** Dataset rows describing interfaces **
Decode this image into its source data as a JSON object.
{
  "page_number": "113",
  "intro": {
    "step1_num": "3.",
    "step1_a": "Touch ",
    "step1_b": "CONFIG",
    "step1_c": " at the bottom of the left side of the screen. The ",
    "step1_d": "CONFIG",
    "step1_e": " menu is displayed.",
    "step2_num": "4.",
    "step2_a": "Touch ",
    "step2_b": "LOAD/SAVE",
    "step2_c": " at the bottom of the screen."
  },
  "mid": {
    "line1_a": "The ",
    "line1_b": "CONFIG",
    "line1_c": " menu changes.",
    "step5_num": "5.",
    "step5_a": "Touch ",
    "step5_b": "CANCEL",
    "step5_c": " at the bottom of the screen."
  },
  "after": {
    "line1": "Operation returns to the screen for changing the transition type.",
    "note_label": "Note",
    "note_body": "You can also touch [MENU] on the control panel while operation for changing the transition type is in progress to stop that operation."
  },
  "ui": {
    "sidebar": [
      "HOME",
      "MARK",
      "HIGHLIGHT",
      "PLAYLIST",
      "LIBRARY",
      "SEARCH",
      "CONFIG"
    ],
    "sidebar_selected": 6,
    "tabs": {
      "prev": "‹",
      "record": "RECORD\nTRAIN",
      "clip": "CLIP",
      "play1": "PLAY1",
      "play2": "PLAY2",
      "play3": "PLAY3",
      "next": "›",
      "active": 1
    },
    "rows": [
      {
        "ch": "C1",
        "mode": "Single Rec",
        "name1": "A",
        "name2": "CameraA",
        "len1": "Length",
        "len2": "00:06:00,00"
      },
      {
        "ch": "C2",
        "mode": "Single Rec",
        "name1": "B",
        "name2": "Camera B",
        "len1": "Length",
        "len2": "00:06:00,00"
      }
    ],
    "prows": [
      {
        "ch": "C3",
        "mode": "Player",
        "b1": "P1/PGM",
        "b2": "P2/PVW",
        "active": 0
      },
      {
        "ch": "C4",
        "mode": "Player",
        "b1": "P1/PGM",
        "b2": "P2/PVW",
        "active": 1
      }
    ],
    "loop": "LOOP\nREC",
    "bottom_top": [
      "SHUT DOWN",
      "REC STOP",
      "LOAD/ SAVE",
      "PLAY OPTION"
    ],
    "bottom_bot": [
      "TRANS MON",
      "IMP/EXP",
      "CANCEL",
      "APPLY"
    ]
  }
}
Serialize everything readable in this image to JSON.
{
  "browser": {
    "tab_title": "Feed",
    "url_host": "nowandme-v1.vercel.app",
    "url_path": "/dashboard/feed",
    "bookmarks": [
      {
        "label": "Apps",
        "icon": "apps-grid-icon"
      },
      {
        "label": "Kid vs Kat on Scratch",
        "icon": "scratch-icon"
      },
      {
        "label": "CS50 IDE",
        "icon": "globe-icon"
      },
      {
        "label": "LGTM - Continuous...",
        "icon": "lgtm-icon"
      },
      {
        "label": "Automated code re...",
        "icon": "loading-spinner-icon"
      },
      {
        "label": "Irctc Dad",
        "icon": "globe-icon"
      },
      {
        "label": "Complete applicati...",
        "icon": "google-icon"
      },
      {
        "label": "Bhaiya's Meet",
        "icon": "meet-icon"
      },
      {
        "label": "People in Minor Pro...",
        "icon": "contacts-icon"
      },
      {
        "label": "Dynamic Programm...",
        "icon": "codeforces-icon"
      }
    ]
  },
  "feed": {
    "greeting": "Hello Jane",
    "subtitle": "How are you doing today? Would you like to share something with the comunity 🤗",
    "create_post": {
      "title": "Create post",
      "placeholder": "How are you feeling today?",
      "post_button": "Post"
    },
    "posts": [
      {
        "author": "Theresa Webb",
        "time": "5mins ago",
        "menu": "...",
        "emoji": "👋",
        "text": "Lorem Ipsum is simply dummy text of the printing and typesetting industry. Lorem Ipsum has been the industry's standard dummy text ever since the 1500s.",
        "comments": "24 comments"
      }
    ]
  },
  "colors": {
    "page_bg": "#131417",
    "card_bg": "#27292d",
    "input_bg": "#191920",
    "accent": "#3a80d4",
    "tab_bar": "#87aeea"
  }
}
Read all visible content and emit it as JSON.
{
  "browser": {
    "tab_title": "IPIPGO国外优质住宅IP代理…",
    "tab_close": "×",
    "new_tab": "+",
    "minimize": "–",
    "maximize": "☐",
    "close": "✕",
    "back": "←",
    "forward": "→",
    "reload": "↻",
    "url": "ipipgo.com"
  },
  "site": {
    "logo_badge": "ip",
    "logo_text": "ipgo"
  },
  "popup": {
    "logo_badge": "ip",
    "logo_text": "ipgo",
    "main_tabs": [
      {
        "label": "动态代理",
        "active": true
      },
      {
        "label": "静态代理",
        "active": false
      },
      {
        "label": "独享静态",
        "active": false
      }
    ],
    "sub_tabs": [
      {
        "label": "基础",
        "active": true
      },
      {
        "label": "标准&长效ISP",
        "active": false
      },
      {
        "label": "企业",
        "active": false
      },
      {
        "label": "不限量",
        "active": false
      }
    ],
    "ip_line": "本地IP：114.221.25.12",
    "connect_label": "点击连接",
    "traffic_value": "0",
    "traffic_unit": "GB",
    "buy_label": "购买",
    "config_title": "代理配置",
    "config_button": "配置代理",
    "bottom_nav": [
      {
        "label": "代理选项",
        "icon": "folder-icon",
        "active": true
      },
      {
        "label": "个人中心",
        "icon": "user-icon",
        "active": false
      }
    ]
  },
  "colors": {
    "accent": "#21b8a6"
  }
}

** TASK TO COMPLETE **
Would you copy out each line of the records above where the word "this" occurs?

** FINISHED TASK **
Decode this image into its source data as a JSON object.
Serialize everything readable in this image to JSON.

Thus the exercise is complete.